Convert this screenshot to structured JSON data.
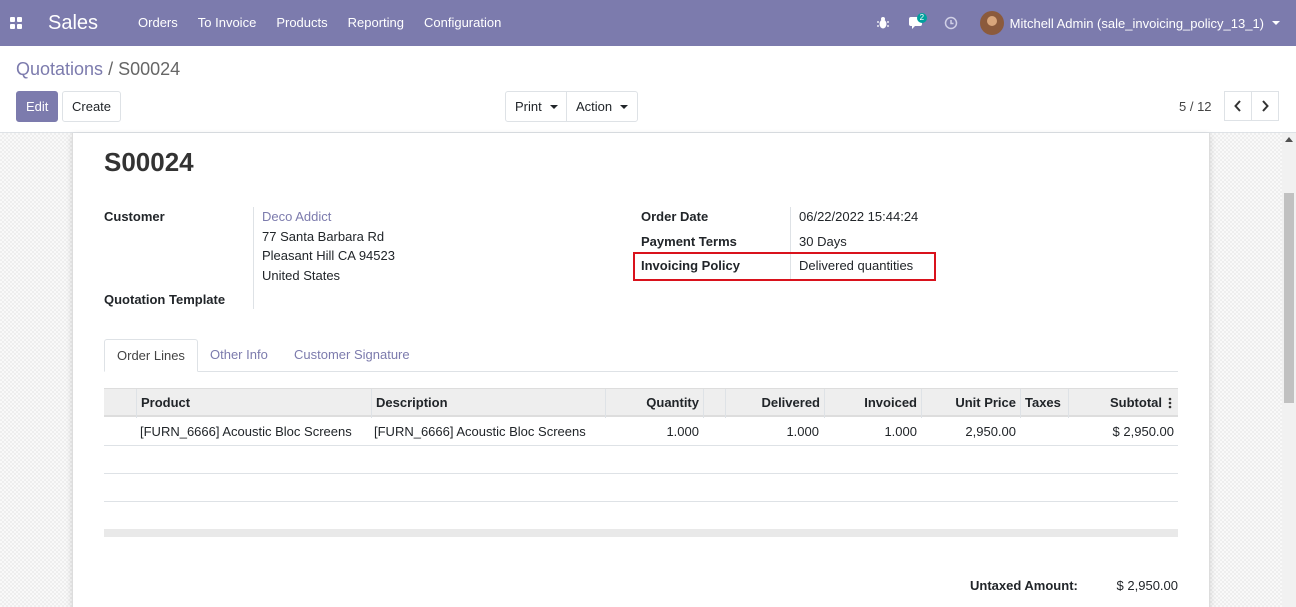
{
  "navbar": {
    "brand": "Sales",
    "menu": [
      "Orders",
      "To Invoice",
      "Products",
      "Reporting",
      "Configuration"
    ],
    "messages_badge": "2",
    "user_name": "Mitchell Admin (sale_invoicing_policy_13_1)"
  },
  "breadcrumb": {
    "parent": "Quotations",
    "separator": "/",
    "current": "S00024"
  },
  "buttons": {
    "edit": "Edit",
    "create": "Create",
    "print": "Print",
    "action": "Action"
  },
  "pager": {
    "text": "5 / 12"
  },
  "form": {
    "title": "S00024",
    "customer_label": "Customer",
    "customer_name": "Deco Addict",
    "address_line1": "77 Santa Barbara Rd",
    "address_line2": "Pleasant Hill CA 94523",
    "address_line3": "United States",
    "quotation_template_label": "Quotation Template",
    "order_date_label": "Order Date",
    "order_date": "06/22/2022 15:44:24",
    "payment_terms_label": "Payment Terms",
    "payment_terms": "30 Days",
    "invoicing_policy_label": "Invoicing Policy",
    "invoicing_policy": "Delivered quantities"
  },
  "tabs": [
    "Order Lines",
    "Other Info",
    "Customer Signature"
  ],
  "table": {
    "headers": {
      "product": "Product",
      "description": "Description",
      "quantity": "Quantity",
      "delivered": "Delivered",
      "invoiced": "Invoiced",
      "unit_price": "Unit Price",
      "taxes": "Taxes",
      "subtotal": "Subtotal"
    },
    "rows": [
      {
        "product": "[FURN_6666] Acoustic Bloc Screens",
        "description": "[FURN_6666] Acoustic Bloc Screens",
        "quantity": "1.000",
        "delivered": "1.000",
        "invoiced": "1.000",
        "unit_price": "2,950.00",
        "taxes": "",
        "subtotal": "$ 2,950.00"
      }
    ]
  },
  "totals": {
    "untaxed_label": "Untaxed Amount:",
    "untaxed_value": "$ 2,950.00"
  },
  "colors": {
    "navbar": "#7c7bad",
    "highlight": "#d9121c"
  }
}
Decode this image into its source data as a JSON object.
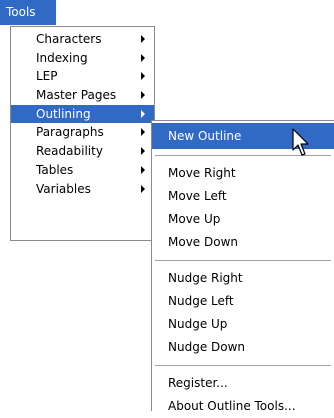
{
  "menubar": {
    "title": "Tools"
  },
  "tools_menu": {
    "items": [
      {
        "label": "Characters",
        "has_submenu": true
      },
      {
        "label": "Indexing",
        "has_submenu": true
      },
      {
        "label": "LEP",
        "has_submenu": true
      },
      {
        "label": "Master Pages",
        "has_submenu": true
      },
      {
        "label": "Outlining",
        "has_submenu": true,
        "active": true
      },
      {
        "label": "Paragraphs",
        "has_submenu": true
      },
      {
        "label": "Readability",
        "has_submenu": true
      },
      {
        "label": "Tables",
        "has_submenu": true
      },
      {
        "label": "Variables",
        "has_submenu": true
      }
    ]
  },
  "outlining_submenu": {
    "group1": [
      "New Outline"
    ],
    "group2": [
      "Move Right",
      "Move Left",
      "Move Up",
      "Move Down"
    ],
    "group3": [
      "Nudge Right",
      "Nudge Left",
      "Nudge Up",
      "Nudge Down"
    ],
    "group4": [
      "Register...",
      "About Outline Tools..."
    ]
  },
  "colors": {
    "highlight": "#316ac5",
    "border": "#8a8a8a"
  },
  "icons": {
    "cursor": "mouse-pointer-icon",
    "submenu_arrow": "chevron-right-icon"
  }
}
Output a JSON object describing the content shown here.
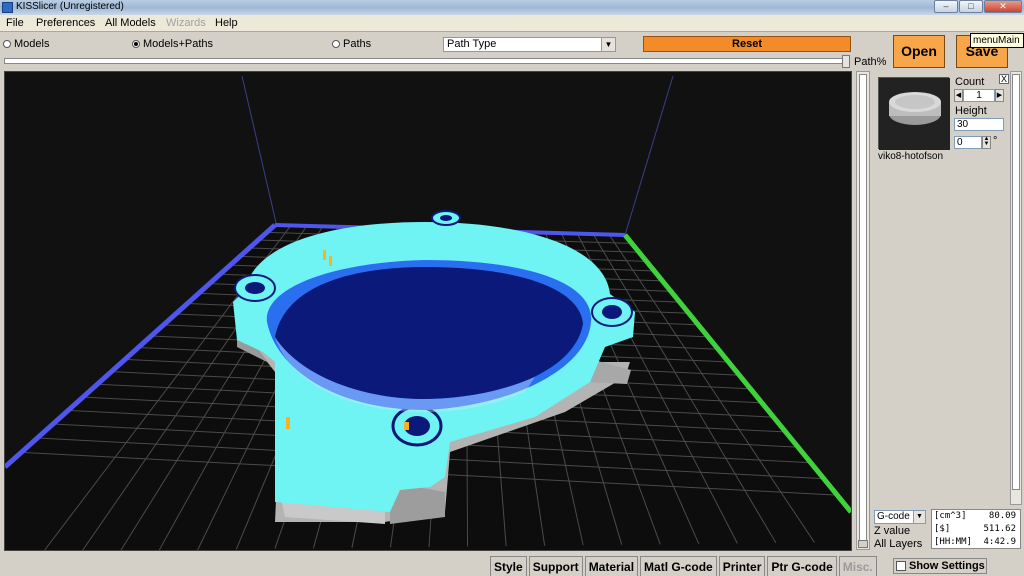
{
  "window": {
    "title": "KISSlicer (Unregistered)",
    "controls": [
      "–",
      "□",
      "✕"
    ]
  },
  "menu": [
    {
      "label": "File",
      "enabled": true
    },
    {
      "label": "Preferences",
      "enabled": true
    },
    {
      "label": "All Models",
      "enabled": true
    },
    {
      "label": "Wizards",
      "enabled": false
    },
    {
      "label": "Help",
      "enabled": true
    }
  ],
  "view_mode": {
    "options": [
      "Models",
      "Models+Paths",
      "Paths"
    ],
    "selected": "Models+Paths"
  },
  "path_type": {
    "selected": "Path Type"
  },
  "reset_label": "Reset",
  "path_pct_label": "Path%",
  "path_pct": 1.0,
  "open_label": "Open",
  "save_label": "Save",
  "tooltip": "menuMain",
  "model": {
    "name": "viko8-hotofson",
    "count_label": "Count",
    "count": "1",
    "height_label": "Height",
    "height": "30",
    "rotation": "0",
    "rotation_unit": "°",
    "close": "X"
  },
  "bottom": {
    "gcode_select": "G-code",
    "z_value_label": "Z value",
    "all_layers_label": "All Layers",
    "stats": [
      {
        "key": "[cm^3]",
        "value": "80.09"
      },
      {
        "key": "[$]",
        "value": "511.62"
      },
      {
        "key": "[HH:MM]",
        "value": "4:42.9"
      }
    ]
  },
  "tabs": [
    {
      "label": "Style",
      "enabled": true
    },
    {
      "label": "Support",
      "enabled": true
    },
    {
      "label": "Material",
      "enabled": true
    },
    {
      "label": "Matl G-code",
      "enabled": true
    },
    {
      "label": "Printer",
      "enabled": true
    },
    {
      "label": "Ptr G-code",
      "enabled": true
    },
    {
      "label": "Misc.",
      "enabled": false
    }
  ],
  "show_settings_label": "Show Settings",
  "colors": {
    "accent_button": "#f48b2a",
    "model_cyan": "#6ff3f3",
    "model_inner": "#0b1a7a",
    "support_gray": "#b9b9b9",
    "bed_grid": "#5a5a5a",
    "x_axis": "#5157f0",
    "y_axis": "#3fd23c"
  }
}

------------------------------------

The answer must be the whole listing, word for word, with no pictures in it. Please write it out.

Convert this screenshot to structured JSON data.
{
  "navbar": {
    "brand": "Sales",
    "menu": [
      "Orders",
      "To Invoice",
      "Products",
      "Reporting",
      "Configuration"
    ],
    "messages_badge": "2",
    "user_name": "Mitchell Admin (sale_invoicing_policy_13_1)"
  },
  "breadcrumb": {
    "parent": "Quotations",
    "separator": "/",
    "current": "S00024"
  },
  "buttons": {
    "edit": "Edit",
    "create": "Create",
    "print": "Print",
    "action": "Action"
  },
  "pager": {
    "text": "5 / 12"
  },
  "form": {
    "title": "S00024",
    "customer_label": "Customer",
    "customer_name": "Deco Addict",
    "address_line1": "77 Santa Barbara Rd",
    "address_line2": "Pleasant Hill CA 94523",
    "address_line3": "United States",
    "quotation_template_label": "Quotation Template",
    "order_date_label": "Order Date",
    "order_date": "06/22/2022 15:44:24",
    "payment_terms_label": "Payment Terms",
    "payment_terms": "30 Days",
    "invoicing_policy_label": "Invoicing Policy",
    "invoicing_policy": "Delivered quantities"
  },
  "tabs": [
    "Order Lines",
    "Other Info",
    "Customer Signature"
  ],
  "table": {
    "headers": {
      "product": "Product",
      "description": "Description",
      "quantity": "Quantity",
      "delivered": "Delivered",
      "invoiced": "Invoiced",
      "unit_price": "Unit Price",
      "taxes": "Taxes",
      "subtotal": "Subtotal"
    },
    "rows": [
      {
        "product": "[FURN_6666] Acoustic Bloc Screens",
        "description": "[FURN_6666] Acoustic Bloc Screens",
        "quantity": "1.000",
        "delivered": "1.000",
        "invoiced": "1.000",
        "unit_price": "2,950.00",
        "taxes": "",
        "subtotal": "$ 2,950.00"
      }
    ]
  },
  "totals": {
    "untaxed_label": "Untaxed Amount:",
    "untaxed_value": "$ 2,950.00"
  },
  "colors": {
    "navbar": "#7c7bad",
    "highlight": "#d9121c"
  }
}
Decode this image into its source data as a JSON object.
{
  "menubar": {
    "title": "Tools"
  },
  "tools_menu": {
    "items": [
      {
        "label": "Characters",
        "has_submenu": true
      },
      {
        "label": "Indexing",
        "has_submenu": true
      },
      {
        "label": "LEP",
        "has_submenu": true
      },
      {
        "label": "Master Pages",
        "has_submenu": true
      },
      {
        "label": "Outlining",
        "has_submenu": true,
        "active": true
      },
      {
        "label": "Paragraphs",
        "has_submenu": true
      },
      {
        "label": "Readability",
        "has_submenu": true
      },
      {
        "label": "Tables",
        "has_submenu": true
      },
      {
        "label": "Variables",
        "has_submenu": true
      }
    ]
  },
  "outlining_submenu": {
    "group1": [
      "New Outline"
    ],
    "group2": [
      "Move Right",
      "Move Left",
      "Move Up",
      "Move Down"
    ],
    "group3": [
      "Nudge Right",
      "Nudge Left",
      "Nudge Up",
      "Nudge Down"
    ],
    "group4": [
      "Register...",
      "About Outline Tools..."
    ]
  },
  "colors": {
    "highlight": "#316ac5",
    "border": "#8a8a8a"
  },
  "icons": {
    "cursor": "mouse-pointer-icon",
    "submenu_arrow": "chevron-right-icon"
  }
}
Output a JSON object describing the content shown here.
{
  "window": {
    "title": "KISSlicer (Unregistered)",
    "controls": [
      "–",
      "□",
      "✕"
    ]
  },
  "menu": [
    {
      "label": "File",
      "enabled": true
    },
    {
      "label": "Preferences",
      "enabled": true
    },
    {
      "label": "All Models",
      "enabled": true
    },
    {
      "label": "Wizards",
      "enabled": false
    },
    {
      "label": "Help",
      "enabled": true
    }
  ],
  "view_mode": {
    "options": [
      "Models",
      "Models+Paths",
      "Paths"
    ],
    "selected": "Models+Paths"
  },
  "path_type": {
    "selected": "Path Type"
  },
  "reset_label": "Reset",
  "path_pct_label": "Path%",
  "path_pct": 1.0,
  "open_label": "Open",
  "save_label": "Save",
  "tooltip": "menuMain",
  "model": {
    "name": "viko8-hotofson",
    "count_label": "Count",
    "count": "1",
    "height_label": "Height",
    "height": "30",
    "rotation": "0",
    "rotation_unit": "°",
    "close": "X"
  },
  "bottom": {
    "gcode_select": "G-code",
    "z_value_label": "Z value",
    "all_layers_label": "All Layers",
    "stats": [
      {
        "key": "[cm^3]",
        "value": "80.09"
      },
      {
        "key": "[$]",
        "value": "511.62"
      },
      {
        "key": "[HH:MM]",
        "value": "4:42.9"
      }
    ]
  },
  "tabs": [
    {
      "label": "Style",
      "enabled": true
    },
    {
      "label": "Support",
      "enabled": true
    },
    {
      "label": "Material",
      "enabled": true
    },
    {
      "label": "Matl G-code",
      "enabled": true
    },
    {
      "label": "Printer",
      "enabled": true
    },
    {
      "label": "Ptr G-code",
      "enabled": true
    },
    {
      "label": "Misc.",
      "enabled": false
    }
  ],
  "show_settings_label": "Show Settings",
  "colors": {
    "accent_button": "#f48b2a",
    "model_cyan": "#6ff3f3",
    "model_inner": "#0b1a7a",
    "support_gray": "#b9b9b9",
    "bed_grid": "#5a5a5a",
    "x_axis": "#5157f0",
    "y_axis": "#3fd23c"
  }
}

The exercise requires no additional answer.